In 2014, my last day of riding took me into Vermilion Valley Resort on the shores of Edison Lake on Labor Day weekend. It felt a little anti-climatic, ending in the middle of the Sierra like that, but I didn't have a choice; I was already enrolled in grad school and teaching a couple of lab sections as a T.A., and I was filling in a couple of sections that I had skipped earlier due both to snow and to the knowledge that they were close enough to home that I could come back and complete them after finishing the other parts of the PCT. That year was also a terrible drought year in California (this year was no better in the southern part of the state, but in the north there was some much needed rainfall), so Edison Lake had been reduced to not much more than a puddle surrounded by barren dirt.

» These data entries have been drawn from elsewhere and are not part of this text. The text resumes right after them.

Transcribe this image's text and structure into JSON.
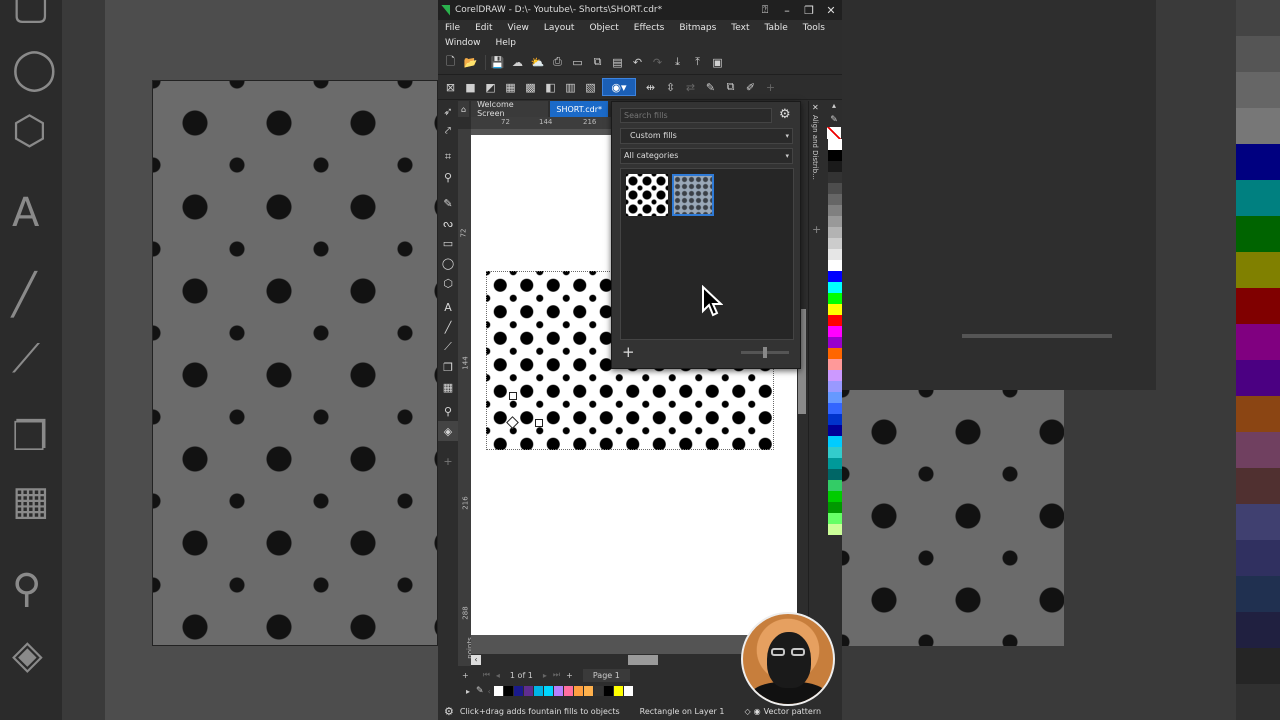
{
  "window": {
    "title": "CorelDRAW - D:\\- Youtube\\- Shorts\\SHORT.cdr*",
    "minimize": "–",
    "restore": "❐",
    "close": "✕"
  },
  "menu": {
    "row1": [
      "File",
      "Edit",
      "View",
      "Layout",
      "Object",
      "Effects",
      "Bitmaps",
      "Text",
      "Table",
      "Tools"
    ],
    "row2": [
      "Window",
      "Help"
    ]
  },
  "tabs": {
    "home_icon": "home-icon",
    "welcome": "Welcome Screen",
    "document": "SHORT.cdr*"
  },
  "rulers": {
    "h_ticks": [
      "72",
      "144",
      "216"
    ],
    "v_ticks": [
      "72",
      "144",
      "216",
      "288"
    ],
    "v_unit": "points"
  },
  "fill_picker": {
    "search_placeholder": "Search fills",
    "source": "Custom fills",
    "category": "All categories"
  },
  "pagebar": {
    "page_count": "1 of 1",
    "page_tab": "Page 1"
  },
  "status": {
    "hint": "Click+drag adds fountain fills to objects",
    "selection": "Rectangle on Layer 1",
    "fill_type": "Vector pattern"
  },
  "colors": {
    "accent": "#1b6ac8",
    "palette_strip": [
      "#ffffff",
      "#000000",
      "#1a1a8c",
      "#5f2d8f",
      "#00b4e6",
      "#00d6ff",
      "#b580ff",
      "#ff6fa0",
      "#ff9f40",
      "#ffb14d",
      "#333333",
      "#000000",
      "#ffff00",
      "#ffffff"
    ],
    "vertical_palette": [
      "#ffffff",
      "#000000",
      "#1a1a1a",
      "#333333",
      "#4d4d4d",
      "#666666",
      "#808080",
      "#999999",
      "#b3b3b3",
      "#cccccc",
      "#e6e6e6",
      "#ffffff",
      "#0000ff",
      "#00ffff",
      "#00ff00",
      "#ffff00",
      "#ff0000",
      "#ff00ff",
      "#9900cc",
      "#ff6600",
      "#ff9999",
      "#cc99ff",
      "#9999ff",
      "#6699ff",
      "#3366ff",
      "#0033cc",
      "#000099",
      "#00ccff",
      "#33cccc",
      "#009999",
      "#006666",
      "#33cc66",
      "#00cc00",
      "#009900",
      "#66ff66",
      "#ccff99"
    ]
  }
}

This time everything felt different--and much better. I rode in while it was still daylight instead of in the pitch dark, and the lake was brimming full. I was also in the midst of riding the whole Sierra section, not cutting it into smaller, weekend-long excursions, and it felt really good to get the whole unbroken scope of the PCT in the area, where it is also part of the John Muir Trail and a very popular hiking thoroughfare. It is funny how easy it is to tell the JMT hikers from the PCT hikers, however; JMTers are usually doing only a few days or a week or so, and their packs are generally relatively large, stuffed full of luxury items such as cast iron skillets or roomy, multi-person tents, which any serious PCT hiker would have ditched long before. They also often took one look at me with the pack horse and began asking if I had any steaks or beer on board, offering to buy it from me if I did. I think if I ever need to make some quick money, I'll just bring Takoda out here to the JMT with his panniers full of red meat and liquor--an original chuck wagon on the hoof. There would be no shortage of customers!

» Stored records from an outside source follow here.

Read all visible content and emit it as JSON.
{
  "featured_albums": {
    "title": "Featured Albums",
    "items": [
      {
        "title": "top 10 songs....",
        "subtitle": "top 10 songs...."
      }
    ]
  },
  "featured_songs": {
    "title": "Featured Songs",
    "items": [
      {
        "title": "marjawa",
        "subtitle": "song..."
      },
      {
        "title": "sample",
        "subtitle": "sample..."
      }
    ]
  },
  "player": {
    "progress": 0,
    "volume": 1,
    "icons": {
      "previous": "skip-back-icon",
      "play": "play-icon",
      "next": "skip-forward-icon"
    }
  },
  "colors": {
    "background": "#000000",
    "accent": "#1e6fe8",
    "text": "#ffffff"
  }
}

Meanwhile, I was looking forward to a respite of my own. My mother was meeting me at the trailhead here, bringing with her our camper so I could get a shower and have some good home-cooked meals. She promised me ribs and tacos and ice cream, and I was pretty much feeling like a JMT hiker, salivating at the thought of that food. More importantly, however, she was bringing with her the supplies we would need to cover the next week of the trail, both pelleted feed for the horses and dehydrated meals for me. I also wanted to give the horses a nice rest for a day, with nothing to do but stuff their faces with hay. Giving them days off to recuperate and catch up on some calories is important to keep them sound and healthy and in good weight, as well as keeping their attitude good as the miles build up behind us. It probably won't be much of a rest for me, as I will be trying to do some laundry and pack up the panniers for the next section, but it is a gift to not be driving on my zero day as I often am. This time, the supplies came to me, thanks to my mother, instead of me having to drive to a feed store or to the next trailhead or to cache food along the way. That in itself is a treat (even if there wasn't Haagen Dazs involved!).